HOISINGTON — In rural Kansas, a strong hospital is vital to a community and when a need arises, friends and neighbors pull together to make it work. When the need became apparent, the Hoisington community of 2,700 people, pulled together to expand a vital facility.
Through community contributions, Clara Barton Hospital and Foundation in Hoisington has raised $1 million in about a year to expand the non-profit hospitals’ laundry and physical therapy services, adding 5,577 sq. feet. Construction began last spring and is nearly completed, allowing people to stay closer to home for treatment in their own community.
Staff began moving in last Friday.
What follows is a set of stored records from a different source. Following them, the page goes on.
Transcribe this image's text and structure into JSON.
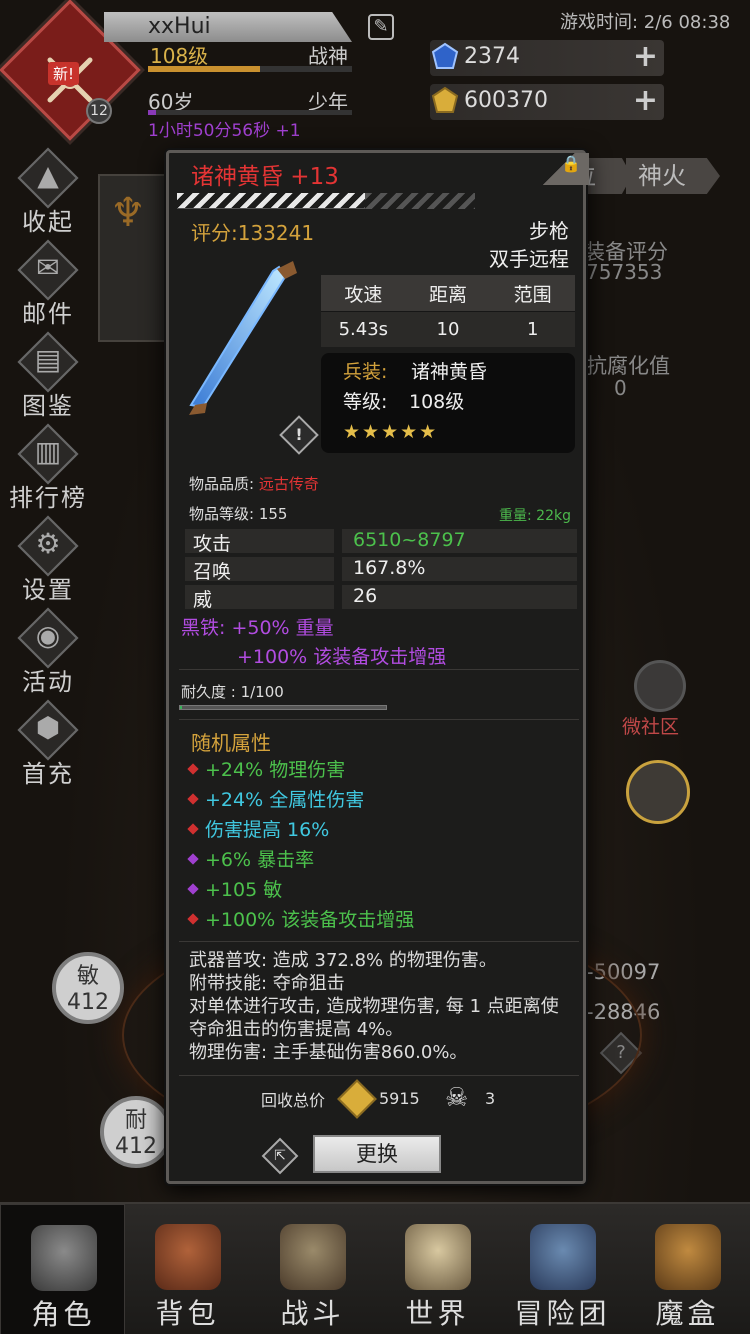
{
  "player": {
    "new_badge": "新!",
    "mini_level": "12",
    "name": "xxHui",
    "level": "108级",
    "rank": "战神",
    "exp_progress": 0.55,
    "age": "60岁",
    "age_stage": "少年",
    "age_progress": 0.04,
    "timer": "1小时50分56秒 +1"
  },
  "header": {
    "game_time": "游戏时间: 2/6 08:38",
    "gems": "2374",
    "gold": "600370"
  },
  "side_menu": [
    {
      "label": "收起",
      "icon": "collapse-icon"
    },
    {
      "label": "邮件",
      "icon": "mail-icon"
    },
    {
      "label": "图鉴",
      "icon": "book-icon"
    },
    {
      "label": "排行榜",
      "icon": "ranking-icon"
    },
    {
      "label": "设置",
      "icon": "gear-icon"
    },
    {
      "label": "活动",
      "icon": "event-icon"
    },
    {
      "label": "首充",
      "icon": "first-charge-icon"
    }
  ],
  "background": {
    "tab1": "位",
    "tab2": "神火",
    "equip_score_label": "装备评分",
    "equip_score_value": "757353",
    "anti_label": "抗腐化值",
    "anti_value": "0",
    "community": "微社区",
    "stat_right_1": "-50097",
    "stat_right_2": "-28846",
    "help": "?",
    "agility_label": "敏",
    "agility_value": "412",
    "stamina_label": "耐",
    "stamina_value": "412"
  },
  "item": {
    "title": "诸神黄昏 +13",
    "lock": "🔒",
    "score": "评分:133241",
    "weapon_type": "步枪",
    "weapon_hand": "双手远程",
    "stats_head": [
      "攻速",
      "距离",
      "范围"
    ],
    "stats_values": [
      "5.43s",
      "10",
      "1"
    ],
    "set_label": "兵装:",
    "set_name": "诸神黄昏",
    "set_level_label": "等级:",
    "set_level": "108级",
    "stars": "★★★★★",
    "warn": "!",
    "quality_label": "物品品质: ",
    "quality_value": "远古传奇",
    "item_level": "物品等级: 155",
    "weight": "重量: 22kg",
    "attrs": [
      {
        "name": "攻击",
        "value": "6510~8797",
        "color": "#4cc14c"
      },
      {
        "name": "召唤",
        "value": "167.8%",
        "color": "#eeeeee"
      },
      {
        "name": "威",
        "value": "26",
        "color": "#eeeeee"
      }
    ],
    "purple_1": "黑铁: +50% 重量",
    "purple_2": "+100% 该装备攻击增强",
    "durability": "耐久度 : 1/100",
    "durability_progress": 0.01,
    "random_title": "随机属性",
    "random_attrs": [
      {
        "text": "+24% 物理伤害",
        "color": "#4cc14c",
        "dot": "#d03030"
      },
      {
        "text": "+24% 全属性伤害",
        "color": "#40c8e0",
        "dot": "#d03030"
      },
      {
        "text": "伤害提高 16%",
        "color": "#40c8e0",
        "dot": "#d03030"
      },
      {
        "text": "+6% 暴击率",
        "color": "#4cc14c",
        "dot": "#a040d0"
      },
      {
        "text": "+105 敏",
        "color": "#4cc14c",
        "dot": "#a040d0"
      },
      {
        "text": "+100% 该装备攻击增强",
        "color": "#4cc14c",
        "dot": "#d03030"
      }
    ],
    "desc_1": "武器普攻: 造成 372.8% 的物理伤害。",
    "desc_2": "附带技能: 夺命狙击",
    "desc_3": "对单体进行攻击, 造成物理伤害, 每 1 点距离使夺命狙击的伤害提高 4%。",
    "desc_4": "物理伤害: 主手基础伤害860.0%。",
    "recycle_label": "回收总价",
    "recycle_gold": "5915",
    "recycle_skull": "3",
    "swap_button": "更换"
  },
  "bottom_nav": [
    {
      "label": "角色",
      "icon": "character-icon",
      "active": true
    },
    {
      "label": "背包",
      "icon": "backpack-icon",
      "active": false
    },
    {
      "label": "战斗",
      "icon": "battle-icon",
      "active": false
    },
    {
      "label": "世界",
      "icon": "world-icon",
      "active": false
    },
    {
      "label": "冒险团",
      "icon": "guild-icon",
      "active": false
    },
    {
      "label": "魔盒",
      "icon": "magic-box-icon",
      "active": false
    }
  ],
  "colors": {
    "accent_red": "#e33434",
    "gold": "#d3a23c",
    "green": "#4cc14c",
    "purple": "#b14ce0",
    "cyan": "#40c8e0"
  }
}
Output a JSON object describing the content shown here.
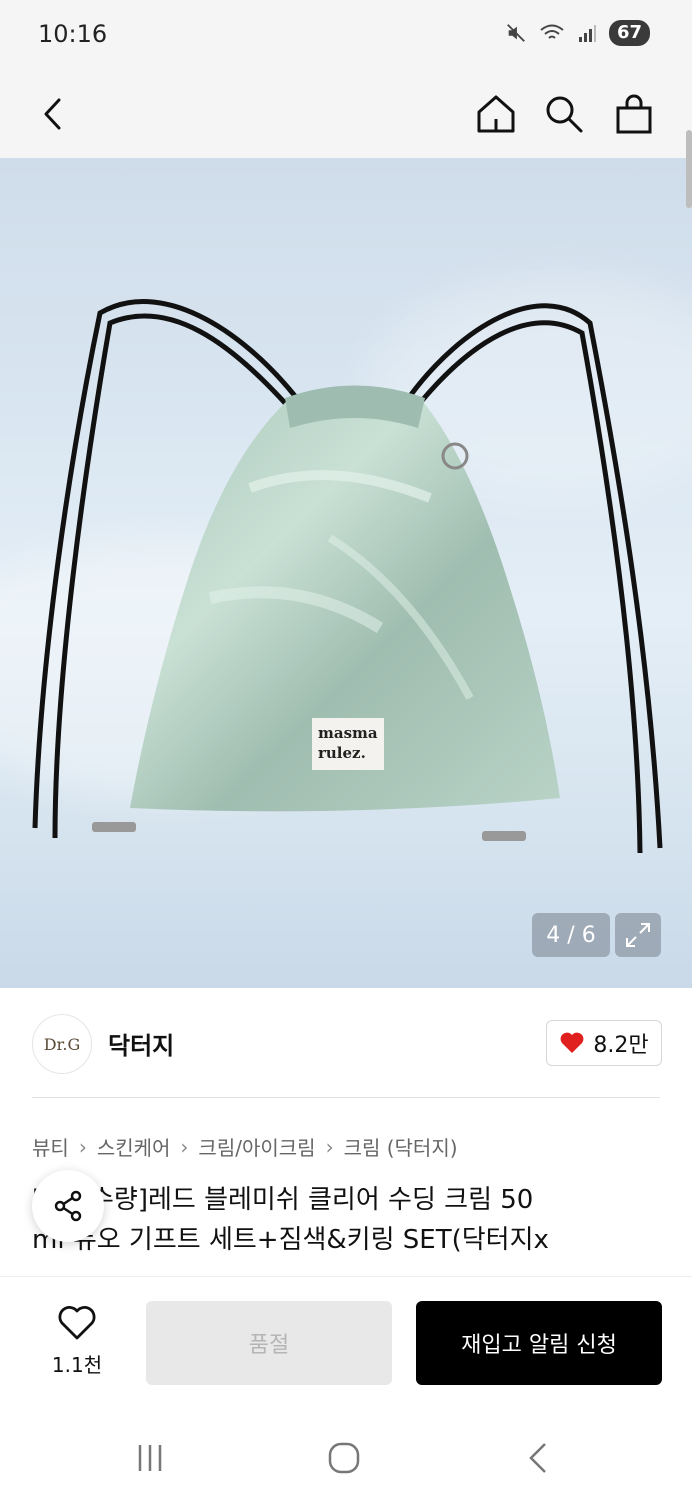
{
  "status_bar": {
    "time": "10:16",
    "battery": "67",
    "icons": [
      "mute-icon",
      "wifi-icon",
      "signal-icon"
    ]
  },
  "header": {
    "back_icon": "back-arrow-icon",
    "home_icon": "home-icon",
    "search_icon": "search-icon",
    "cart_icon": "shopping-bag-icon"
  },
  "gallery": {
    "counter": "4 / 6",
    "expand_icon": "expand-icon",
    "bag_label_line1": "masma",
    "bag_label_line2": "rulez."
  },
  "brand": {
    "logo_text": "Dr.G",
    "name": "닥터지",
    "likes": "8.2만",
    "heart_color": "#e0201f"
  },
  "breadcrumb": [
    "뷰티",
    "스킨케어",
    "크림/아이크림",
    "크림 (닥터지)"
  ],
  "product": {
    "title_line1": "[한정수량]레드 블레미쉬 클리어 수딩 크림 50",
    "title_line2": "ml 듀오 기프트 세트+짐색&키링 SET(닥터지x"
  },
  "bottom_bar": {
    "wish_count": "1.1천",
    "soldout_label": "품절",
    "restock_label": "재입고 알림 신청"
  },
  "nav": {
    "recents_icon": "recents-icon",
    "home_icon": "home-circle-icon",
    "back_icon": "nav-back-icon"
  }
}
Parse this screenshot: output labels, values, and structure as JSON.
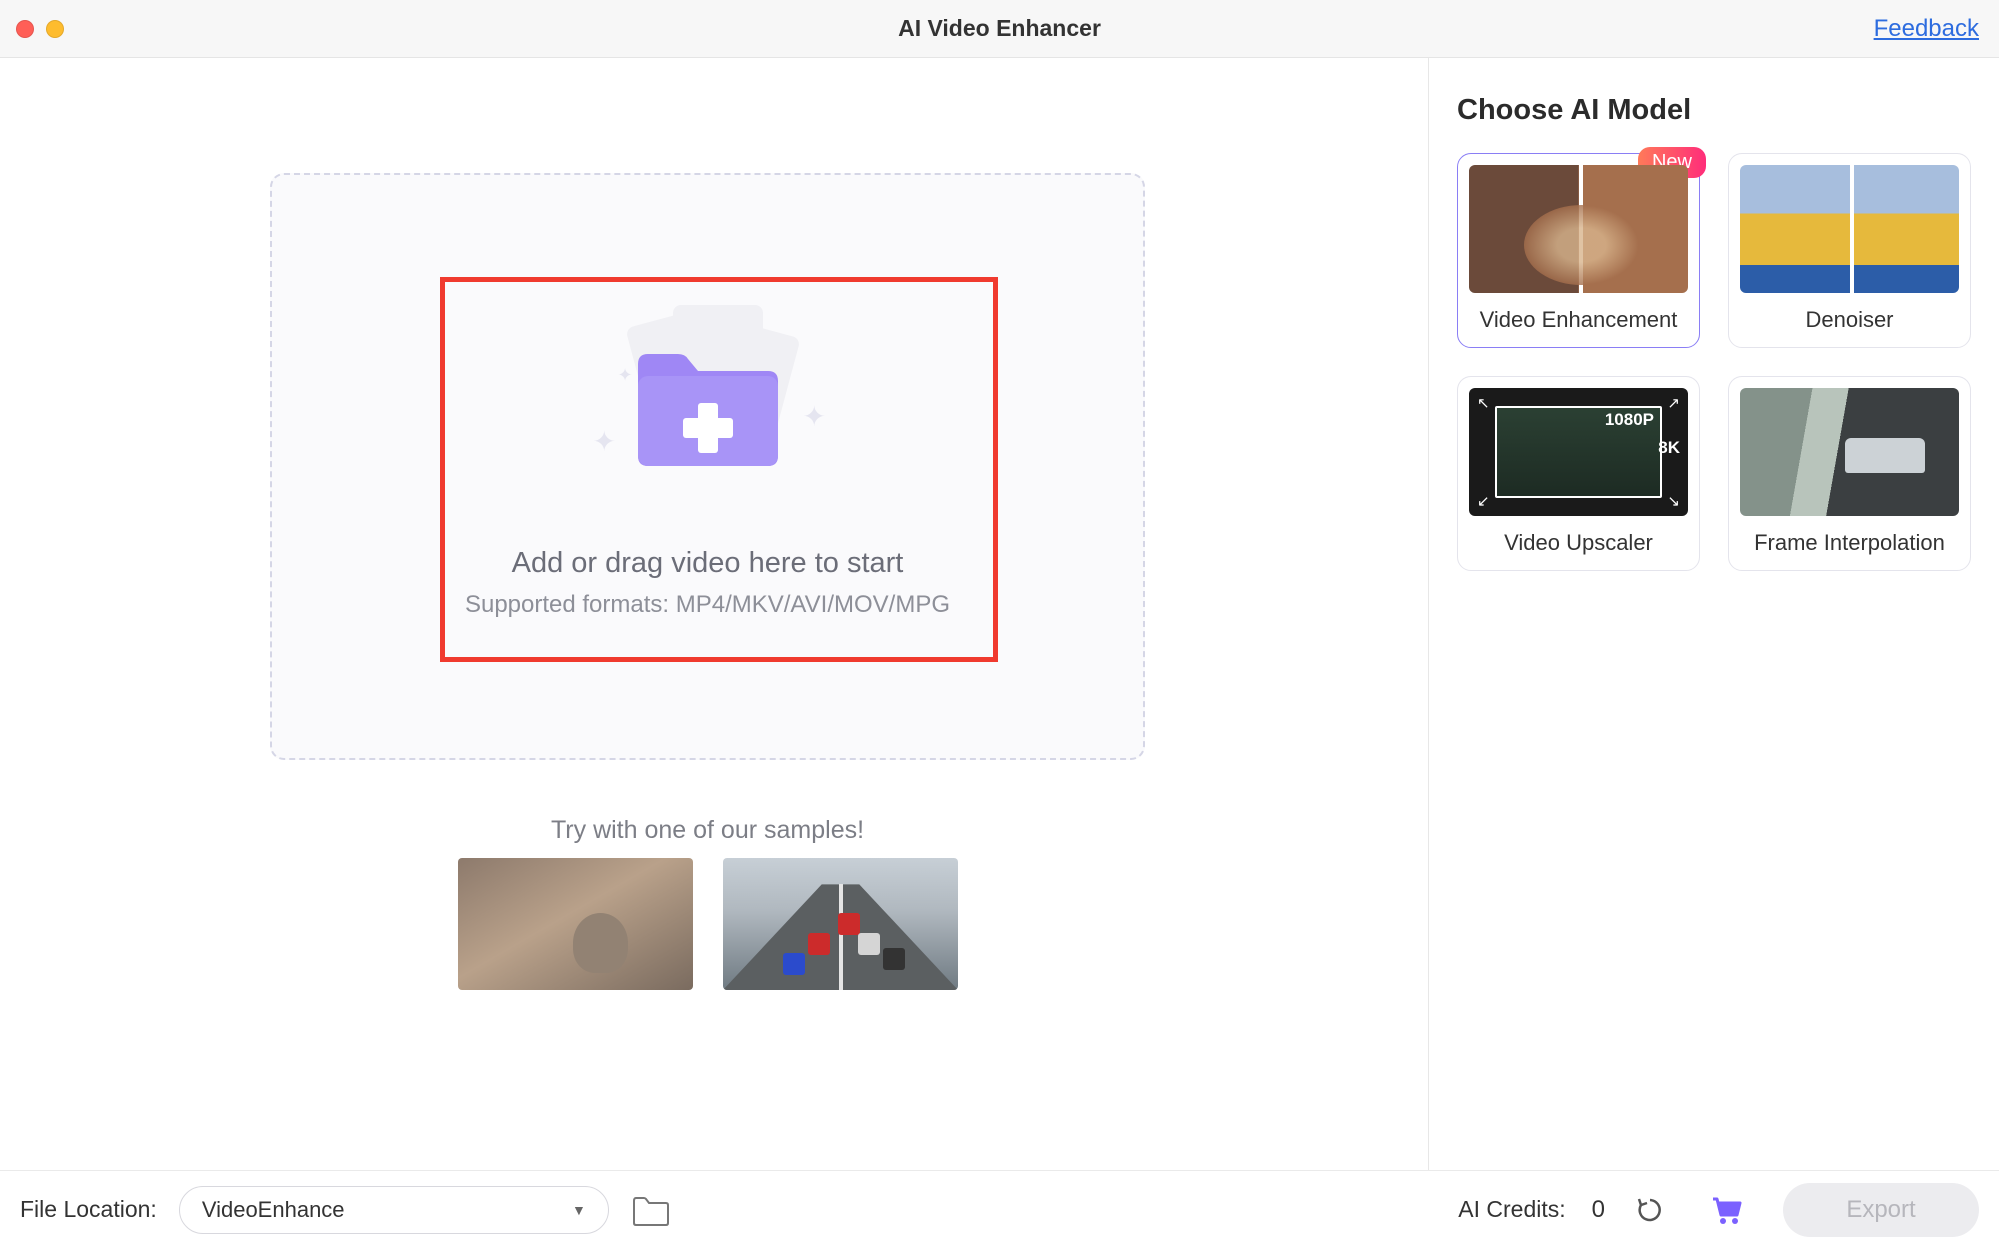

The hospital will hold an open house and ribbon cutting on Nov. 20.
What was once described as a great choreographed dance for staff and patients will now become more relaxed with curtained rooms for privacy, an open floor area for equipment, a kitchen and bath for occupational therapy, private intake rooms, and offices.
“It means so much to provide improved access, improved opportunity for enhanced services, improved number of services and do it in a brand new location that has more suitable and adequate floor space,” said Curt Colson, CEO and president of Clara Barton Hospital.
The old physical therapy department only had 1,250 square feet.
The vision for this expansion began in 2012 when the hospital board of directors began making strategic plans, according to a project brochure. Because of trends in healthcare, including aging of the population, they realized that additional physical therapy space was needed.
After gathering extensive information, and in only about two years, the vision has been achieved.
The expansion also means a lot to staff. “We’re very excited for our staff and patients,” said Mark Blackwell, physical therapy department director. “We’re happy for the community and the community support for it. It will allow for increased services, privacy and confidentiality, and help recruit new staff and allow for increased volume.”
The new physical therapy department has a separate entrance at the back of the hospital for patients as well as additional parking.
New employees will be hired. The laundry needs two to three employees and therapy services added two more full-time jobs.
The new laundry service is expected to save the hospital $250,000 per year that will now be used to fund other services, said Colson. The hospital was outsourcing the 2,000 lbs. of laundry created each week.
Hospital laundry requires special treatment to avoid cross-contamination, high powered detergent and machine temperatures. The new facility has separate rooms for dirty laundry and clean laundry.
The total cost of the expansion is 1.4 million and hospital is still accepting donations to complete the full cost. Ten percent of the funds for the building was given by employees, and the remaining $400,000 still needs to be raised.